Will Kirsten recover her memory?

And more importantly will john Carpenter regain his dignity after a run of frankly rancid shite disguised as classic cinema?

No matter what happens tho' lets hope that ten minutes before the end, the whole film isn't ruined by Dr. Stringer turning up and explaining the entire plot with the help of some ven diagrams, handy flashback sequences and a smooth voice-over.


From the highs of Halloween to the lows of Memoirs of an Invisible Man, no director alive today seems to garner as much goodwill and forgiveness as John Carpenter.

Maybe it's our age, or the fact that The Thing is still the greatest body horror movie ever made but whatever awfulness he's let loose over the last decade or so we sweep it under the carpet and still love him.

Except of course for The Village of The Damned remake for which he's still owed a fucking good beating.

So is The Ward a return to greatness or a final nail in the coffin of a once illustrious career?

Well thankfully it's not the shite-fi failure that was Ghosts of Mars but then again it's not even Prince of Darkness.

What we have here is an entirely unspectacular (and totally predictably) plotted ghost story made watchable thanks only to the skill of the director.

Screenwriting siblings Michael and Shawn Rasmussen must have found some really dodgy photo's of Carpenter and his dog to get this gig as I can see no other reason he'd decided to make it otherwise and, whilst nowhere near as bad as the cinematic abortions shatted out by Adam Gierasch and Jace Anderson (we know where you live) you still expect even the most novice of writers to treat someone like old JC with a wee bit more respect.

"Fiona! Where's mah lunch?"

After the horrendous failures that were his last few movies tho' (Escape from LA excepted) perhaps this was all that was on offer to the great man.

Which would be a crying shame seeing as folk like Gabriele Albanesi never seem to be short of a few bob.

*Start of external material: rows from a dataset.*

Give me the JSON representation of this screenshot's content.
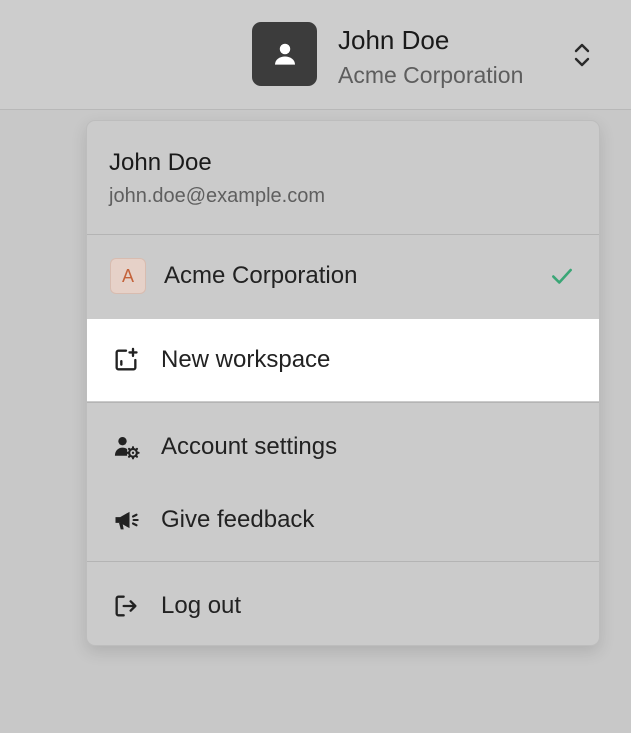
{
  "topbar": {
    "user_name": "John Doe",
    "org_name": "Acme Corporation",
    "avatar_icon": "user-icon",
    "switch_icon": "chevron-up-down-icon"
  },
  "menu": {
    "header": {
      "name": "John Doe",
      "email": "john.doe@example.com"
    },
    "workspace": {
      "badge_letter": "A",
      "label": "Acme Corporation",
      "selected_icon": "check-icon",
      "check_color": "#3aa676"
    },
    "new_workspace": {
      "label": "New workspace",
      "icon": "add-square-icon"
    },
    "account_settings": {
      "label": "Account settings",
      "icon": "user-gear-icon"
    },
    "give_feedback": {
      "label": "Give feedback",
      "icon": "megaphone-icon"
    },
    "log_out": {
      "label": "Log out",
      "icon": "logout-icon"
    }
  }
}
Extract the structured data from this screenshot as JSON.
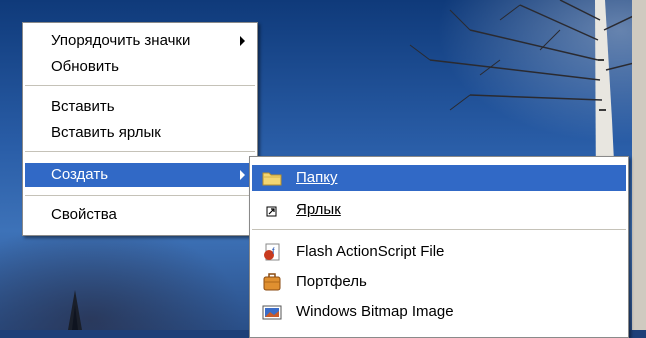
{
  "main_menu": {
    "items": [
      {
        "label": "Упорядочить значки",
        "has_submenu": true
      },
      {
        "label": "Обновить"
      },
      {
        "label": "Вставить"
      },
      {
        "label": "Вставить ярлык"
      },
      {
        "label": "Создать",
        "has_submenu": true,
        "highlighted": true
      },
      {
        "label": "Свойства"
      }
    ]
  },
  "create_submenu": {
    "items": [
      {
        "label": "Папку",
        "icon": "folder-icon",
        "highlighted": true,
        "mnemonic": "П"
      },
      {
        "label": "Ярлык",
        "icon": "shortcut-icon",
        "mnemonic": "Я"
      },
      {
        "label": "Flash ActionScript File",
        "icon": "flash-actionscript-file-icon"
      },
      {
        "label": "Портфель",
        "icon": "briefcase-icon"
      },
      {
        "label": "Windows Bitmap Image",
        "icon": "bitmap-image-icon"
      }
    ]
  },
  "colors": {
    "highlight": "#3169c6",
    "menu_bg": "#ffffff",
    "wallpaper_sky": "#2a5ea8"
  }
}
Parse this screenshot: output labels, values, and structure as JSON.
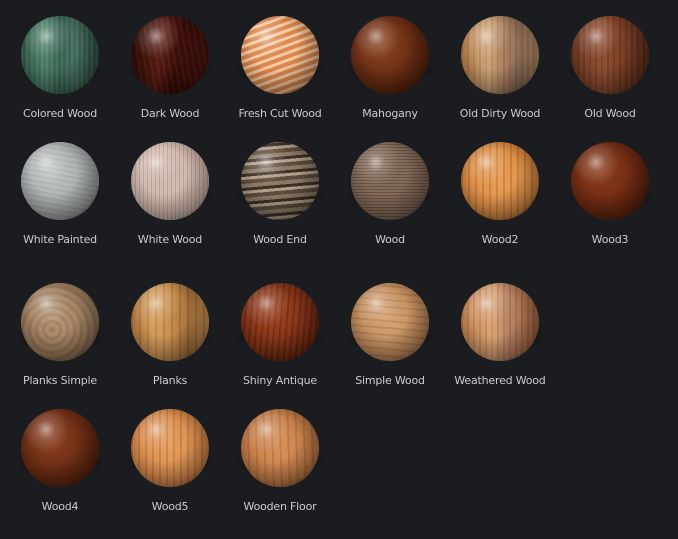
{
  "materials": [
    {
      "label": "Colored Wood",
      "color": "#3e6f5c",
      "accent": "#2a4a3f"
    },
    {
      "label": "Dark Wood",
      "color": "#4a1712",
      "accent": "#2a0906"
    },
    {
      "label": "Fresh Cut Wood",
      "color": "#e39a5e",
      "accent": "#f3c79b"
    },
    {
      "label": "Mahogany",
      "color": "#6a2e14",
      "accent": "#4a1c0a"
    },
    {
      "label": "Old Dirty Wood",
      "color": "#b77b48",
      "accent": "#8e5a33"
    },
    {
      "label": "Old Wood",
      "color": "#7a3d24",
      "accent": "#5a2a18"
    },
    {
      "label": "White Painted",
      "color": "#a9acac",
      "accent": "#8c8f8f"
    },
    {
      "label": "White Wood",
      "color": "#c9b0a5",
      "accent": "#ad9286"
    },
    {
      "label": "Wood End",
      "color": "#6e5c4c",
      "accent": "#3f3026"
    },
    {
      "label": "Wood",
      "color": "#7a6150",
      "accent": "#5a4536"
    },
    {
      "label": "Wood2",
      "color": "#d98a42",
      "accent": "#b56628"
    },
    {
      "label": "Wood3",
      "color": "#6c2a12",
      "accent": "#4e1c08"
    },
    {
      "label": "Planks Simple",
      "color": "#9a7858",
      "accent": "#7a5c42"
    },
    {
      "label": "Planks",
      "color": "#c68a4a",
      "accent": "#a06a34"
    },
    {
      "label": "Shiny Antique",
      "color": "#7a2c12",
      "accent": "#5a1c08"
    },
    {
      "label": "Simple Wood",
      "color": "#c08a5a",
      "accent": "#9e6e44"
    },
    {
      "label": "Weathered Wood",
      "color": "#c4804c",
      "accent": "#a06038"
    },
    {
      "label": "Wood4",
      "color": "#6a2c14",
      "accent": "#4a1a08"
    },
    {
      "label": "Wood5",
      "color": "#d6884a",
      "accent": "#b86a30"
    },
    {
      "label": "Wooden Floor",
      "color": "#c27a44",
      "accent": "#a45f30"
    }
  ]
}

But if that is the case then it's promising at least to see the great man easing himself back into a genre he knows and loves. 

Well I've missed him at least.